*** Exercise data ***
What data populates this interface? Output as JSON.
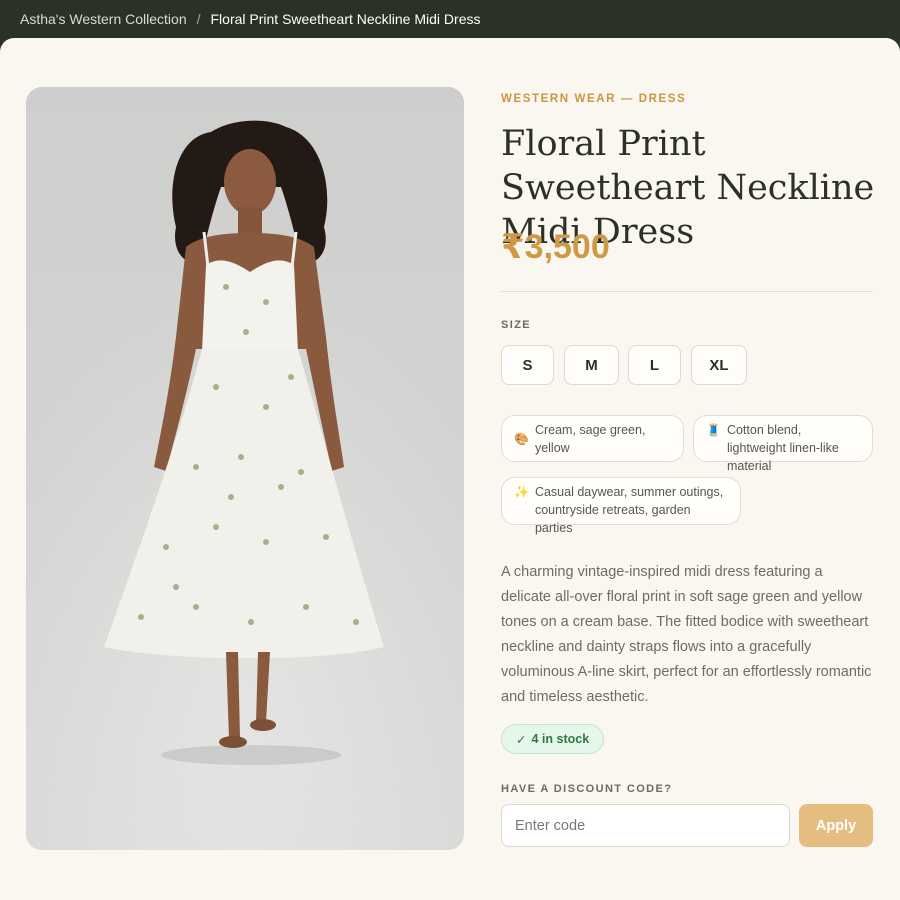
{
  "breadcrumb": {
    "store": "Astha's Western Collection",
    "separator": "/",
    "current": "Floral Print Sweetheart Neckline Midi Dress"
  },
  "product": {
    "category": "WESTERN WEAR — DRESS",
    "title": "Floral Print Sweetheart Neckline Midi Dress",
    "price": "₹3,500",
    "image_description": "Model wearing a cream midi dress with sage green floral print"
  },
  "size": {
    "label": "SIZE",
    "options": [
      "S",
      "M",
      "L",
      "XL"
    ]
  },
  "attributes": [
    {
      "icon": "palette-icon",
      "glyph": "🎨",
      "text": "Cream, sage green, yellow"
    },
    {
      "icon": "thread-icon",
      "glyph": "🧵",
      "line1": "Cotton blend,",
      "line2": "lightweight linen-like material"
    },
    {
      "icon": "sparkles-icon",
      "glyph": "✨",
      "line1": "Casual daywear, summer outings,",
      "line2": "countryside retreats, garden parties"
    }
  ],
  "description": "A charming vintage-inspired midi dress featuring a delicate all-over floral print in soft sage green and yellow tones on a cream base. The fitted bodice with sweetheart neckline and dainty straps flows into a gracefully voluminous A-line skirt, perfect for an effortlessly romantic and timeless aesthetic.",
  "stock": {
    "check": "✓",
    "text": "4 in stock"
  },
  "discount": {
    "label": "HAVE A DISCOUNT CODE?",
    "placeholder": "Enter code",
    "value": "",
    "apply_label": "Apply"
  },
  "colors": {
    "accent": "#cf9a46",
    "header_bg": "#2b3125",
    "page_bg": "#faf6f0",
    "stock_green": "#2e7a45",
    "apply_bg": "#e6bd80"
  }
}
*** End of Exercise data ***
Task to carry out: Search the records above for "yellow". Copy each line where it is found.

Reply to the exercise:
      "text": "Cream, sage green, yellow"
  "description": "A charming vintage-inspired midi dress featuring a delicate all-over floral print in soft sage green and yellow tones on a cream base. The fitted bodice with sweetheart neckline and dainty straps flows into a gracefully voluminous A-line skirt, perfect for an effortlessly romantic and timeless aesthetic.",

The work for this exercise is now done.